Vanunu is widely regarded as a traitor in Israel
He was seized by armed officers and is being held on suspicion of passing on classified information, police say.
Vanunu was convicted of treason over his disclosures about Israel's nuclear weapons programme and jailed in 1986.
Strict conditions were imposed on him after release, including a ban on giving interviews to foreign media.
He has denied passing on classified information since his release, and insists that any information he may have is now nearly 20 years old.
However, Vanunu has repeatedly been in contact with journalists and was interviewed on BBC television just over two weeks ago.
The bishop of the Jerusalem church where Vanunu has lived since his release said he saw him seized by between 30 and 50 men, many armed with machine guns.
Anglican Bishop Riah Abu El-Assal told the BBC News website that Vanunu's room had been searched and his mobile phones, laptop, camera and notebooks seized.
May not leave Israel for a year
Contact with foreigners only by permission
Barred from foreign embassies
Media interviews not permitted
Banned from discussing nuclear secrets
The bishop said some Swedish pilgrims visiting St George's Church had been shocked to tears by the police operation.
"They invaded the cathedral close," he said. "Some of them climbed over the fences, others came through the main gate.
"They terrified, terrorised the guests and the pilgrims, none of whom knew why this invasion happened with machine guns."
The bishop said he was "very angry" at the way Vanunu was seized.
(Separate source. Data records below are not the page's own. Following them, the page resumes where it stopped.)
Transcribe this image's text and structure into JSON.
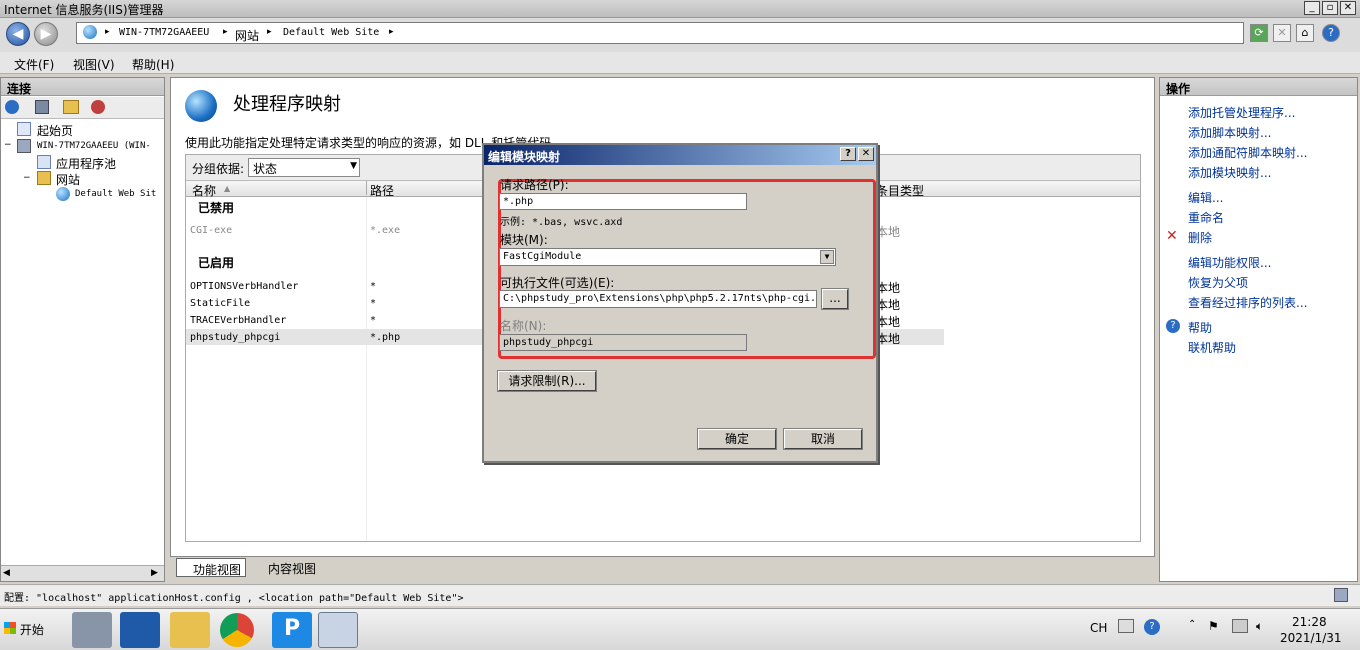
{
  "window": {
    "title": "Internet 信息服务(IIS)管理器"
  },
  "address": {
    "parts": [
      "WIN-7TM72GAAEEU",
      "网站",
      "Default Web Site"
    ],
    "sep": "▸"
  },
  "menu": {
    "file": "文件(F)",
    "view": "视图(V)",
    "help": "帮助(H)"
  },
  "left": {
    "header": "连接",
    "tree": {
      "start": "起始页",
      "server": "WIN-7TM72GAAEEU (WIN-",
      "apppools": "应用程序池",
      "sites": "网站",
      "defaultsite": "Default Web Sit"
    }
  },
  "center": {
    "title": "处理程序映射",
    "description": "使用此功能指定处理特定请求类型的响应的资源，如 DLL 和托管代码。",
    "group_label": "分组依据:",
    "group_value": "状态",
    "columns": {
      "name": "名称",
      "path": "路径",
      "type": "条目类型"
    },
    "disabled_group": "已禁用",
    "enabled_group": "已启用",
    "rows": [
      {
        "name": "CGI-exe",
        "path": "*.exe",
        "type": "本地",
        "disabled": true
      },
      {
        "name": "OPTIONSVerbHandler",
        "path": "*",
        "type": "本地",
        "disabled": false
      },
      {
        "name": "StaticFile",
        "path": "*",
        "type": "本地",
        "disabled": false
      },
      {
        "name": "TRACEVerbHandler",
        "path": "*",
        "type": "本地",
        "disabled": false
      },
      {
        "name": "phpstudy_phpcgi",
        "path": "*.php",
        "type": "本地",
        "disabled": false,
        "selected": true
      }
    ],
    "tab_features": "功能视图",
    "tab_content": "内容视图"
  },
  "dialog": {
    "title": "编辑模块映射",
    "help": "?",
    "close": "✕",
    "path_label": "请求路径(P):",
    "path_value": "*.php",
    "example": "示例: *.bas, wsvc.axd",
    "module_label": "模块(M):",
    "module_value": "FastCgiModule",
    "exe_label": "可执行文件(可选)(E):",
    "exe_value": "C:\\phpstudy_pro\\Extensions\\php\\php5.2.17nts\\php-cgi.exe",
    "browse": "...",
    "name_label": "名称(N):",
    "name_value": "phpstudy_phpcgi",
    "restrictions": "请求限制(R)...",
    "ok": "确定",
    "cancel": "取消"
  },
  "right": {
    "header": "操作",
    "actions": [
      "添加托管处理程序...",
      "添加脚本映射...",
      "添加通配符脚本映射...",
      "添加模块映射..."
    ],
    "edit": "编辑...",
    "rename": "重命名",
    "delete": "删除",
    "perms": "编辑功能权限...",
    "revert": "恢复为父项",
    "ordered": "查看经过排序的列表...",
    "help": "帮助",
    "online": "联机帮助"
  },
  "status": {
    "text": "配置: \"localhost\" applicationHost.config , <location path=\"Default Web Site\">"
  },
  "taskbar": {
    "start": "开始",
    "lang": "CH",
    "time": "21:28",
    "date": "2021/1/31"
  },
  "colors": {
    "highlight_box": "#e03030",
    "dialog_title": "#0a246a",
    "link": "#003399"
  }
}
He was not allowed to speak to him, but was told he was being taken for interrogation.
Police spokesman Gil Kleiman told the Reuters news agency that Vanunu would be charged at a court hearing on Friday.
There have been suggestions that Vanunu's detention, coming on the day of Yasser Arafat's death, may have been timed to avoid widescale media coverage, says the BBC's Richard Miron in Jerusalem.
Vanunu revealed details of Israel's secret nuclear facilities to a British newspaper in 1986.
Despite Israeli denials, observers declared the country the world's sixth-largest nuclear power.
Before he could reveal more, Vanunu was lured out of hiding in London by a female Israeli secret agent, who persuaded him that she wanted to meet him in Rome.
Once there, Vanunu was overpowered and drugged by other Israeli agents, then shipped back to Israel to be tried in secret.
In an interview after his release, Vanunu said he had acted to prevent a nuclear holocaust.